→ Interface dataset entries

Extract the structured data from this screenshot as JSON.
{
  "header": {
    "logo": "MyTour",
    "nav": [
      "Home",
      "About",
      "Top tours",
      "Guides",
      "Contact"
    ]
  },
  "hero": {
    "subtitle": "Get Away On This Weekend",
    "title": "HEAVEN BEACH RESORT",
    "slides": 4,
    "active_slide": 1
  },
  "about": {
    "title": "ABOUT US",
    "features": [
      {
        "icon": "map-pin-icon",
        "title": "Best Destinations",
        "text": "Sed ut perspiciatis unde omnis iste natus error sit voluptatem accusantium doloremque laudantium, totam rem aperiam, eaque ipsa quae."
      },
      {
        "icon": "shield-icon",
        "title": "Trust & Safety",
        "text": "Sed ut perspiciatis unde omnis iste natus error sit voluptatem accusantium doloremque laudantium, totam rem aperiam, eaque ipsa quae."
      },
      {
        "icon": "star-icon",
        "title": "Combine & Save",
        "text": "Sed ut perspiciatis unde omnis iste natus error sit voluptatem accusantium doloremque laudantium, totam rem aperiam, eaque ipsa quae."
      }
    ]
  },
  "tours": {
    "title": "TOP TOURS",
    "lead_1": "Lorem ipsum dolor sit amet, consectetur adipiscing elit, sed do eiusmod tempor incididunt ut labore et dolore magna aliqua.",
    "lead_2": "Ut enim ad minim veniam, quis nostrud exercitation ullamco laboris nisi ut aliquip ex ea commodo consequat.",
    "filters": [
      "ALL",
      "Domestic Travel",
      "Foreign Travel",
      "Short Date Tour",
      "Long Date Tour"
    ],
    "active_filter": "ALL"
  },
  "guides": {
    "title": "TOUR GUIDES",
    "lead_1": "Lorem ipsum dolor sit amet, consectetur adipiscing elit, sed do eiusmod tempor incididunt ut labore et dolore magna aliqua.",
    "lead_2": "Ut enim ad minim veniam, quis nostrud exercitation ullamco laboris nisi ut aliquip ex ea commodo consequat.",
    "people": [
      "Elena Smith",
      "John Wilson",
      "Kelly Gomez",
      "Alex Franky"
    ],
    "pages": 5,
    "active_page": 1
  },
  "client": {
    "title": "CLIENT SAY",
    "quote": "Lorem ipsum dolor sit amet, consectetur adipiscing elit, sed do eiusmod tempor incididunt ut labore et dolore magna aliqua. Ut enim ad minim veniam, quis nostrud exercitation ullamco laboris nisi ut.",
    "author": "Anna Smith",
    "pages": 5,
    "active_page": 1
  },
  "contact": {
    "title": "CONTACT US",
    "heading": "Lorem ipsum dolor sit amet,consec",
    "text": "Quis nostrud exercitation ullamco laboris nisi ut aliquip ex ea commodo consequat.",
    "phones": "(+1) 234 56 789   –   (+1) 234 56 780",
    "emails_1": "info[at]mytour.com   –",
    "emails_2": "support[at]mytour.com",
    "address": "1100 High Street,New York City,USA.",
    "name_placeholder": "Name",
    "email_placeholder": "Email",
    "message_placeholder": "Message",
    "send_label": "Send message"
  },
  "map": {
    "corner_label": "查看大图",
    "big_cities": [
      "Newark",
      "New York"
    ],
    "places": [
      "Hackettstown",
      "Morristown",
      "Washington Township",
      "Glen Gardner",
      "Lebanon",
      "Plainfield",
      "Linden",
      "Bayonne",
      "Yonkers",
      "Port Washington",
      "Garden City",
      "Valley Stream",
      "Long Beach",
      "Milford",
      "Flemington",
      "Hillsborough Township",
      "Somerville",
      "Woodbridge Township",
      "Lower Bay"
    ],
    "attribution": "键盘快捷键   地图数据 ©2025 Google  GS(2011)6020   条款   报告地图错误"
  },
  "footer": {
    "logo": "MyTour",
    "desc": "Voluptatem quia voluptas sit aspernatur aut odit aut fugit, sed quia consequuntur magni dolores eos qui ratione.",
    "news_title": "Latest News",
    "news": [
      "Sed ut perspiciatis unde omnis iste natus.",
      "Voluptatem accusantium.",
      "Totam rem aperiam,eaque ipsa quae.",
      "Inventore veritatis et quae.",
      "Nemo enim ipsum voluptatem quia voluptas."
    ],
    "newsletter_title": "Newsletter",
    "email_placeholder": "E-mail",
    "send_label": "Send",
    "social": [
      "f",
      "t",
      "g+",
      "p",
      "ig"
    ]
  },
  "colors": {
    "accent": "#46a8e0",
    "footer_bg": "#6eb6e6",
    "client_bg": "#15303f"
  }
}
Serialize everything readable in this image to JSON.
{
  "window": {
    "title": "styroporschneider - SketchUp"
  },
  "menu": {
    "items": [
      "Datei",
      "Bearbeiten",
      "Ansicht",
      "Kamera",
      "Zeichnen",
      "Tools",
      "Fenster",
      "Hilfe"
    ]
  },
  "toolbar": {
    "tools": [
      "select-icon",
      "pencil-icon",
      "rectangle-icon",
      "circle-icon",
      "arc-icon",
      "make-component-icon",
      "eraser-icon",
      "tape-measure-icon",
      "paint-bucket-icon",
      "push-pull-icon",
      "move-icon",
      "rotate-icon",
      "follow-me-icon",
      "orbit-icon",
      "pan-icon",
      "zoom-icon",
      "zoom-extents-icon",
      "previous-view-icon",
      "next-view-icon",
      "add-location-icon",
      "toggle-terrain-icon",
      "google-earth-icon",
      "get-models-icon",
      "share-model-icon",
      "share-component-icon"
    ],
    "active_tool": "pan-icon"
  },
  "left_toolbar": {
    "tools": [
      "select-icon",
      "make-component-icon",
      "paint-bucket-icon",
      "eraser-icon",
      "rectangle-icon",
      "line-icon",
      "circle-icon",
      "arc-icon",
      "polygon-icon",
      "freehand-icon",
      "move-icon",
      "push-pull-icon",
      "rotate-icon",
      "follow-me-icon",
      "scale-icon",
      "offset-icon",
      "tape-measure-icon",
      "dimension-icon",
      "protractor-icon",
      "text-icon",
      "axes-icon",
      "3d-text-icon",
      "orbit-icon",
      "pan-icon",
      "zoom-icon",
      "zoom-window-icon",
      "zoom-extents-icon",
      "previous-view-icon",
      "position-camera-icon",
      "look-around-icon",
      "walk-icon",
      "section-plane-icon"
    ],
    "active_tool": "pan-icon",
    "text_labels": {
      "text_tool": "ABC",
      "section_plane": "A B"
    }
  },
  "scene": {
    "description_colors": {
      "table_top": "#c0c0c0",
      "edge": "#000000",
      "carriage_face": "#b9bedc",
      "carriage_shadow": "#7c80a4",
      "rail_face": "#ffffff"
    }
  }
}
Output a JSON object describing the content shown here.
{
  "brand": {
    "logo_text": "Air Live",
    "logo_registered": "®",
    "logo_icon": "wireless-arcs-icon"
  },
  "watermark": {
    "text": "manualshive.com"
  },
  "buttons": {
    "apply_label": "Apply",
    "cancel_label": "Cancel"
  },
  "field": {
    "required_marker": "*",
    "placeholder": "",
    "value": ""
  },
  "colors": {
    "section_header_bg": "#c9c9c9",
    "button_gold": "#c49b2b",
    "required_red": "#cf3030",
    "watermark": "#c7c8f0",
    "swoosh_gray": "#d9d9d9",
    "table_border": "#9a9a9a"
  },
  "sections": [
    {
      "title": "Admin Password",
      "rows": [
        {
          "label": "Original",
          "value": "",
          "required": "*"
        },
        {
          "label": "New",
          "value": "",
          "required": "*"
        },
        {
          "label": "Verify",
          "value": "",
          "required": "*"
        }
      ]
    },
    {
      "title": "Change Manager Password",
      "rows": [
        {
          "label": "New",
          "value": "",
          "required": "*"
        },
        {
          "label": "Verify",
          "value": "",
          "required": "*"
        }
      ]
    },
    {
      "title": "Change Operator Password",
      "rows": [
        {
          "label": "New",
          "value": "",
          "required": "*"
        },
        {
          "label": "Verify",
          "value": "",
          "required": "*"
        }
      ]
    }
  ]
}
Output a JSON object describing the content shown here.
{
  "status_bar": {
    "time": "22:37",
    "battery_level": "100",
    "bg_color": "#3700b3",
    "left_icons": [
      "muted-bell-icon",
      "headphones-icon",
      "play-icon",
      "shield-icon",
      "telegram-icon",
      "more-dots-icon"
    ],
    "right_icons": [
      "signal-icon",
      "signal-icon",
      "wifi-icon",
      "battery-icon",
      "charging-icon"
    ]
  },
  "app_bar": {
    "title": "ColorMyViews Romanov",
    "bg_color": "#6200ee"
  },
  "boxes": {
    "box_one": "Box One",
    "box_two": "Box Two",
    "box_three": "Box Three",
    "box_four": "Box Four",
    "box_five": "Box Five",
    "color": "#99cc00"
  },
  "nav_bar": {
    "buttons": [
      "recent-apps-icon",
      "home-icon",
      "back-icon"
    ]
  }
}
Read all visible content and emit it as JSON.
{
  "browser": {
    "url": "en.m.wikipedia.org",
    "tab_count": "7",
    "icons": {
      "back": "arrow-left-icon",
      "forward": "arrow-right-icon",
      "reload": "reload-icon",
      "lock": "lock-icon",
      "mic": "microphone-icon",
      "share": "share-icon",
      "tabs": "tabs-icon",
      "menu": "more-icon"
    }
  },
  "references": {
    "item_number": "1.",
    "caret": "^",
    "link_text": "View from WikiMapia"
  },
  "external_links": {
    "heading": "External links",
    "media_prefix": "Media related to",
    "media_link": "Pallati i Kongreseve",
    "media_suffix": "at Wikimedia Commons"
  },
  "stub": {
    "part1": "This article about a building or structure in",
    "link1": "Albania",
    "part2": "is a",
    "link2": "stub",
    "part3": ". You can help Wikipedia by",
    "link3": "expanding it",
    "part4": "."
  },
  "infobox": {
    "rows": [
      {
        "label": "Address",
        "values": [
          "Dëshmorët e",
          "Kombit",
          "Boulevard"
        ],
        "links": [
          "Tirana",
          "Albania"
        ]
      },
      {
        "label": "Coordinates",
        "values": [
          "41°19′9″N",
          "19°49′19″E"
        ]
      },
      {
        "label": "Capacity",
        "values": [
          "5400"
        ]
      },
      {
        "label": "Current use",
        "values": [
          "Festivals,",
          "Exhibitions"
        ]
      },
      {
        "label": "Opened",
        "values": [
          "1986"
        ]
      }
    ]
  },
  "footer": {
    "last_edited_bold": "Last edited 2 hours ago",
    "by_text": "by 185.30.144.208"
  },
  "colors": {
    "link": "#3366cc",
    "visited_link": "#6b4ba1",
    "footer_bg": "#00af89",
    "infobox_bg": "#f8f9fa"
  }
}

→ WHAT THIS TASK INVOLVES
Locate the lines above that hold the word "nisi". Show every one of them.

→ RESPONSE BELOW
    "lead_2": "Ut enim ad minim veniam, quis nostrud exercitation ullamco laboris nisi ut aliquip ex ea commodo consequat.",
    "lead_2": "Ut enim ad minim veniam, quis nostrud exercitation ullamco laboris nisi ut aliquip ex ea commodo consequat.",
    "quote": "Lorem ipsum dolor sit amet, consectetur adipiscing elit, sed do eiusmod tempor incididunt ut labore et dolore magna aliqua. Ut enim ad minim veniam, quis nostrud exercitation ullamco laboris nisi ut.",
    "text": "Quis nostrud exercitation ullamco laboris nisi ut aliquip ex ea commodo consequat.",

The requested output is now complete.